Warning: this film features rapidly flashing images that can be distressing to photosensitive viewers.
Nature gives us innumerable strange wonders. But among the phenomena that we might find uncanny, mesmerising or sublime, lava flows are especially otherworldly – solid rock turned viscous and flowing; slow-moving streams or fields of liquified stone bulging into peculiar shapes, sometimes revealing a blazing hot centre or ejecting a burst of flame. There’s something of the logic of dreams, a surreal quality, to lava’s motion and mood. It’s fitting then that Kurtis Hough, an artist and filmmaker with an abiding interest in dreams and nature, would create a film in which lava is a central substance.
A work of rigorous experimentation and poetic exploration, Hough’s short film To See More Light combines animation, time-lapse cinematography and brilliantly manipulated imagery set to a pulsing, propulsive composition of the same name by the saxophonist Colin Stetson that holds us in a state of constant tension. Visually, the film is unceasing transformation, first in morphing abstractions that evoke both cosmic and atomic worlds, then in a stunning sequence of lava flowing towards the sea, eventually graced by strange, ever-blossoming white trees.

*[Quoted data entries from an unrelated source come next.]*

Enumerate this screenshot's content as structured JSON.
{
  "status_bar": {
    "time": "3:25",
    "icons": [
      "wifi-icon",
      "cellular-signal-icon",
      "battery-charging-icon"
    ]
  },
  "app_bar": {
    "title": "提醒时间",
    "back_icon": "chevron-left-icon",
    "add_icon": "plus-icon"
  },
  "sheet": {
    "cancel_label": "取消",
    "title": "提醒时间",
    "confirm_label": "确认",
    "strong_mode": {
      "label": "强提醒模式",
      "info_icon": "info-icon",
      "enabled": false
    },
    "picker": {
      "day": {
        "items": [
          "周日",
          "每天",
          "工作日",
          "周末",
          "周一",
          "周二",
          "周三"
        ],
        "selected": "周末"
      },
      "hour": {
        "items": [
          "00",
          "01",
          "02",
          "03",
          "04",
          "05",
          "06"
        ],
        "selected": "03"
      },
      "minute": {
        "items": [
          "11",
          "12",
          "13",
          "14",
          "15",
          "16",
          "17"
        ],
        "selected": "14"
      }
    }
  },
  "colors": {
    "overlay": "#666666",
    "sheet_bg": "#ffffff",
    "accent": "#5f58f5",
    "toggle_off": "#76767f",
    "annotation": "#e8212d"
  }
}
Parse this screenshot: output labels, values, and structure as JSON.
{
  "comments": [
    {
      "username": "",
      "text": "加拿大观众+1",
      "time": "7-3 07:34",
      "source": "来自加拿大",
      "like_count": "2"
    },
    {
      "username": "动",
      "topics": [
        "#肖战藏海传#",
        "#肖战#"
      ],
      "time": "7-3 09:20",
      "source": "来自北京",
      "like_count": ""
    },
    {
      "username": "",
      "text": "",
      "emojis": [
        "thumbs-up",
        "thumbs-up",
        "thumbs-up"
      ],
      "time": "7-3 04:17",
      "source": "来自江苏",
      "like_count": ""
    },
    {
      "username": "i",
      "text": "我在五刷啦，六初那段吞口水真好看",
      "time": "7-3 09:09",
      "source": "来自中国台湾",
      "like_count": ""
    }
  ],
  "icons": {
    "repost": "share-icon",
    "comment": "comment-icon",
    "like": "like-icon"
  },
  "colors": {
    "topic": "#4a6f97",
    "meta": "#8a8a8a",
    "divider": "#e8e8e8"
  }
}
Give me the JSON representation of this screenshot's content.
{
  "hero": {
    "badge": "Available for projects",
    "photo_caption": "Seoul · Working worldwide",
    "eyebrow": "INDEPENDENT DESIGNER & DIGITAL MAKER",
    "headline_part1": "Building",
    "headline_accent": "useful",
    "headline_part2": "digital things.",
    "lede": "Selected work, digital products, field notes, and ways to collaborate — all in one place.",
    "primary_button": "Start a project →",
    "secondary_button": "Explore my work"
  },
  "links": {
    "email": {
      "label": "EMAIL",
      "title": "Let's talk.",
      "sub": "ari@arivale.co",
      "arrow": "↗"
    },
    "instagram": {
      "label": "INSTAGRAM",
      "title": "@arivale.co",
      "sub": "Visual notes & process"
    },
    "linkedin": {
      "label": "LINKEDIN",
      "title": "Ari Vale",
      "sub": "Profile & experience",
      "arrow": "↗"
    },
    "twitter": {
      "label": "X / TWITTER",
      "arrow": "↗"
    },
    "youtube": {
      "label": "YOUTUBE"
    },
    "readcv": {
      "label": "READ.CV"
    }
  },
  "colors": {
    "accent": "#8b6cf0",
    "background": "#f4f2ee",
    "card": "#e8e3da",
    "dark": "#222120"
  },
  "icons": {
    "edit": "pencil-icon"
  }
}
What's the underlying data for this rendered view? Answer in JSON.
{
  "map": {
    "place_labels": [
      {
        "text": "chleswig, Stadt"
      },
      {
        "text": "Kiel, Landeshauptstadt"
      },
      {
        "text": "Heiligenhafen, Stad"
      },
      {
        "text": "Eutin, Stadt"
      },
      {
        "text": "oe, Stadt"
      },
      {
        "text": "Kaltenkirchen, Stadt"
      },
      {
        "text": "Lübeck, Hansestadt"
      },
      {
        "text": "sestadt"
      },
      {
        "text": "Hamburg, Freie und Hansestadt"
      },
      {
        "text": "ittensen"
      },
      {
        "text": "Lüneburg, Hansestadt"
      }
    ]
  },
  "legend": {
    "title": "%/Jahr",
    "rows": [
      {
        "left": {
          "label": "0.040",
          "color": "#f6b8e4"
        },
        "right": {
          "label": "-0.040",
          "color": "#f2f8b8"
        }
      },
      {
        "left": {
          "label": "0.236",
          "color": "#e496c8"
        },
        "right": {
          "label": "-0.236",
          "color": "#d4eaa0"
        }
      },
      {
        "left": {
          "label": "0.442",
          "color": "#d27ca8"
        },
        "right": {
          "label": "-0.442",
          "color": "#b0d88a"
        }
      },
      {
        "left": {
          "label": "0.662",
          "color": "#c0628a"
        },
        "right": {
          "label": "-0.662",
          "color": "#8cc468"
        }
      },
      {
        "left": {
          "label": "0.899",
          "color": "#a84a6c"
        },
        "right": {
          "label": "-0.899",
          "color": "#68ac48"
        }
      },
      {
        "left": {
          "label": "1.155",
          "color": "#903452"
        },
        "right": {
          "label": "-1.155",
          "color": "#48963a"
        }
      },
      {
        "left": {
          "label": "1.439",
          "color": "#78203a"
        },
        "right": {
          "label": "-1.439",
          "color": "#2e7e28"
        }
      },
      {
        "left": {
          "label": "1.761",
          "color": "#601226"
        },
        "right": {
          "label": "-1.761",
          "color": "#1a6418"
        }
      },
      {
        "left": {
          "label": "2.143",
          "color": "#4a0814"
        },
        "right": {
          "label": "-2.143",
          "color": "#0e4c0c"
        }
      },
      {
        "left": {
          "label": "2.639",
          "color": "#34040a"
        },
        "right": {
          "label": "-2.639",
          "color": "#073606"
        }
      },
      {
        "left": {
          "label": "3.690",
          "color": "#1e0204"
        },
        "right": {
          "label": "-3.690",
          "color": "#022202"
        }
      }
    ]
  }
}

Hough notes that, when he was shooting the lava at the Kilauea Volcano in Hawai’i, lines from the Leonard Cohen song ‘Anthem’ (1992) kept coming to mind – ‘There is a crack in everything, that’s how the light gets in.’ The cracks in lava, though, seem to be more about letting light out, a kind of dreamlike inversion of Cohen’s resonant observation. Hough’s decision to make his film in black and white accentuates this sense of illumination emerging from within, turning every frame into an exploration of the interplay between light and dark. But he also explains his choice in relation to himself, saying: ‘I feel like I don’t dream in colour.’ While Cohen’s song is about society, perhaps specifically about democracy, Hough takes this notion of the transfer of light into the internal realm, drawing on the natural world to offer a vision of the unconscious that’s as personal as it is expansive and epic.
Director: Kurtis Hough